News from the Postgraduate Training Programme

At the beginning of November, the participants of the Postgraduate Training Programme started into the research team phase. Divided into three teams of six participants each, the participants conduct intensive research on a specific topic. In the following, the teams report on their experiences during the first weeks.

Research Team I: “Reforming the UN Development System at the Country-Level: A New Collective Offer for the 2030 Agenda”

Photo: Forschungsteam 1 des 56. Postgraduierten-Kurses


From the very second day of the Postgraduate Training Programme, things became serious for us participants: The waiting for the allocation of the research teams came to a long-awaited end! Research group 1 got to know each other on a warm September day in the institute garden excited to be working together for seven  months. Even though the research would only start in November, two things were already clear: Firstly, the researchers should take a close look at the UN development system´s reform. Second, interviews would probably be conducted virtually. However, since we were still at a very early stage in the research process, we would select the UN organisations to be studied in a way that a short trip in 2021 would still be Corona compliant. Today, at the end of November, the situation has of course changed again… We have been in the preparatory phase for two weeks, as both research question and subject are taking shape. Fortunately, we do not yet have to switch completely to a digital everyday life, as we have enough space in the institute to comply with the hygiene rules in presence. Grateful to see masked faces in real life two or three times a week, it is easier to do research in this way than by virtual means. However, we have already made use of digital means to collaborate and were even able to successfully complete our team building virtually – probably as the first team in the history of the Postgraduate Training Programme. We will remain optimistic that despite COVID-19 we will be able to spend a short time abroad. To be continued…

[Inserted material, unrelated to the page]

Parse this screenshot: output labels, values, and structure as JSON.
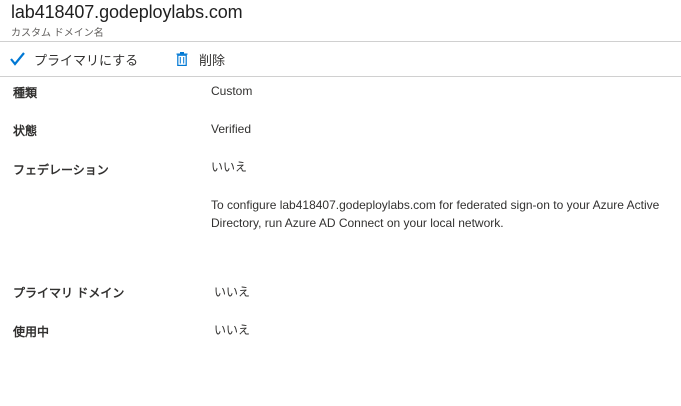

Research Team II: “Societal Peace and Local Elections in Nepal”

Photo: Forschungsteam 2 des 56. Postgraduierten-Kurses


Nepal – the country of the Hindu temples, with breathtaking landscapes and the Himalaya mountains in the background. Travelling this country once and at the same time pursuing an exciting research question should have been the highlight of our research phase. However, the current pandemic is causing quite a mess this year. Instead of field research on site, the motto is: exploring Nepalese culture from our home office in the metropolis of Bonn with an unstable internet connection. But long regrets are not known to help much. And so “let’s take it as it comes” is already our new motto. Who knows, maybe this slightly different variant and the new conditions will lead us to a completely different added value…? Of course, we still want to understand how the local elections affect social cohesion in Nepal. To this end, we will conduct qualitative online interviews with experts and, in close cooperation with a Nepalese survey institute, we will have quantitative telephone surveys of the population conducted. We are curious to see what opportunities and challenges will arise from the online research. In any case, we will not let the passion for the country, people and research be taken away from us. And if we get bored in our home office and the corona situation allows it, we simply take a culinary research team trip to Friesdorf, to our Nepalese restaurant of confidence. In this way, we try to bring a piece of Nepal to Bonn.


Research Team III: “Decarbonizing Cities: Assessing Governance Models for Transformative Change Towards Sustainability in European and Latin American Cities”

Photo: Forschungsteam 3 des 56. Postgraduierten-Kurses


As the implementation of our initial research project on digitisation and the fiscal contract in Colombia faced major difficulties due to the pandemic, we decided to turn our attention to a completely different topic instead: sustainable cities. This topic is “completely different”, also in the sense that we are using the circumstances to rethink the research phase. Currently, most planning can only be done “on sight”. This presents us with challenges, but also opens up the possibility of developing our topic step by step, thereby making flexibility our virtue.


Topics such as decent housing conditions, participatory urban design, as well as safe and reliable mobility play a central role in our research. Fortunately, there are numerous successful initiatives and projects in this area. But how is this “success” actually measured? Which groups of actors are significantly involved? How evidence-based is this “success” and what do promising governance models look like? These are the questions we will be addressing in the coming months. Our research is affiliated to a larger project of the International Climate Initiative (IKI) of the German Federal Ministry for the Environment, Nature Conservation and Nuclear Safety (BMU), which is going to implement pilot projects on transformative change towards zero emissions in five Latin American cities, with DIE conducting the accompanying research. Sustainable urban development is a global field for which we do not have to fly to the Global South. European cities are also facing major challenges in this field. Therefore, we as a research team will take a multi-level perspective and look at global examples in order to deal with concrete case studies in Europe in a second step.